Code language: PHP (php)

XGBRegressor(base_score=0.5, booster='gbtree', colsample_bylevel=1, colsample_bynode=1, colsample_bytree=1, gamma=0, importance_type='gain', learning_rate=0.05, max_delta_step=0, max_depth=3, min_child_weight=1, missing=None, n_estimators=1000, n_jobs=4, nthread=None, objective='reg:linear', random_state=0, reg_alpha=0, reg_lambda=1, scale_pos_weight=1, seed=None, silent=None, subsample=1, verbosity=1)

**Also, Read â€“ The Best Laptop for Machine Learning.**
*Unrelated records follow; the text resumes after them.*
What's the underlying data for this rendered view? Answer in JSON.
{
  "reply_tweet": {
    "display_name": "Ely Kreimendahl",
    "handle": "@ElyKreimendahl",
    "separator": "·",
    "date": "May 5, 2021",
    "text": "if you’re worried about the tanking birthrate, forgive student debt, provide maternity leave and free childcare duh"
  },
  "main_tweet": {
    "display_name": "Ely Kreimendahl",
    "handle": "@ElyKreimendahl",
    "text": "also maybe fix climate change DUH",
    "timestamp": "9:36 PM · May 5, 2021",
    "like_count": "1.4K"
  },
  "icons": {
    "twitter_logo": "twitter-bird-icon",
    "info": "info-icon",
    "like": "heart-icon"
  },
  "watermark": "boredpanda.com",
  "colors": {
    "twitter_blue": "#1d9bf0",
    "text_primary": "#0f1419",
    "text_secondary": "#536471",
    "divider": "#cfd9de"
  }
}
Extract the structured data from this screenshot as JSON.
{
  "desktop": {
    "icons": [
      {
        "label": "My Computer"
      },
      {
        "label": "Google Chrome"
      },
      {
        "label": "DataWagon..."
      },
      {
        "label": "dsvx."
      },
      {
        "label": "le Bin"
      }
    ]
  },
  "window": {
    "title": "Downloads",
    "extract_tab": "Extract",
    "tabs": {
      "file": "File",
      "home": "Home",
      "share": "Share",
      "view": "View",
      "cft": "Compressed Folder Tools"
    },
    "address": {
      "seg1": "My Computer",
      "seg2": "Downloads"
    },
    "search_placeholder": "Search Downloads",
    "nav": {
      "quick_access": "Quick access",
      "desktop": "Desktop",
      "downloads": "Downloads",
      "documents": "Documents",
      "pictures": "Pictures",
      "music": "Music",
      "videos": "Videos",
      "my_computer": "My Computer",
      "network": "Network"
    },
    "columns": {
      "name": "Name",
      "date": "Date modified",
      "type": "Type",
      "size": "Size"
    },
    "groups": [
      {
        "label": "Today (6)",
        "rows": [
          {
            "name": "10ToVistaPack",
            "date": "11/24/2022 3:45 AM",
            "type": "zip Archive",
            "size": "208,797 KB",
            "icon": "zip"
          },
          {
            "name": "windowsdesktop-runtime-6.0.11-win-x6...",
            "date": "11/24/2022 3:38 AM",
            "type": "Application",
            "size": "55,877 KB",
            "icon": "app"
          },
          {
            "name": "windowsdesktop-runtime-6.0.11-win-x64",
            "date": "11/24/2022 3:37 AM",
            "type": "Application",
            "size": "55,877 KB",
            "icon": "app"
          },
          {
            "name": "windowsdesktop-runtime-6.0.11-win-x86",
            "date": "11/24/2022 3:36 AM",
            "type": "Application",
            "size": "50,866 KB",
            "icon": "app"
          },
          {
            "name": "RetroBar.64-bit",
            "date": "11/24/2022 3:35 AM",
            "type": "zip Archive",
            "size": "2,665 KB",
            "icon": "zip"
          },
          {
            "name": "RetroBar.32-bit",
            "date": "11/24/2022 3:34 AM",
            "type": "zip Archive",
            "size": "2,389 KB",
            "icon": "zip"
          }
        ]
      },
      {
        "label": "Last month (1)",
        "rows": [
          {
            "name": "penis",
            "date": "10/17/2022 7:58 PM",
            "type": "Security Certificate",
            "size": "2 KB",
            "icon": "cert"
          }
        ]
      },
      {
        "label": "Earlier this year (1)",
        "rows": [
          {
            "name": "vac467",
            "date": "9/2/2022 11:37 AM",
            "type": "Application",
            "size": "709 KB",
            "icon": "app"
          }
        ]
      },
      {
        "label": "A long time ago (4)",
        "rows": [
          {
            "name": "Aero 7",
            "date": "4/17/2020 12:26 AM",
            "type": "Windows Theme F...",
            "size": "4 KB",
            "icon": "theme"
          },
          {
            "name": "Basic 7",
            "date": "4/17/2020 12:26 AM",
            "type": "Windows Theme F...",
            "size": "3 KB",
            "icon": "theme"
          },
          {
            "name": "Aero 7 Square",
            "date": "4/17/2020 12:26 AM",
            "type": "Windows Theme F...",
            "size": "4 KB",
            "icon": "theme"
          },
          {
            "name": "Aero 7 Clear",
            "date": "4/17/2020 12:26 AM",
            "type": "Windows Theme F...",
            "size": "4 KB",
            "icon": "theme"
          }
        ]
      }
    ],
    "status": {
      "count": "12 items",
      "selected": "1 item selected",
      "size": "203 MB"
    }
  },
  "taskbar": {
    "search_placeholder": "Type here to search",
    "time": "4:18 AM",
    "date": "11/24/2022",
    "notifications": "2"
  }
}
XGBoost is a leading software library for working with standard tabular data with fine-tuning of parameters, you can train very precise models. I hope you liked this article on the XGBoost algorithm in Machine Learning. Feel free to ask your valuable questions in the comments section below. You can also follow me on **Medium** to learn every topic of Machine Learning.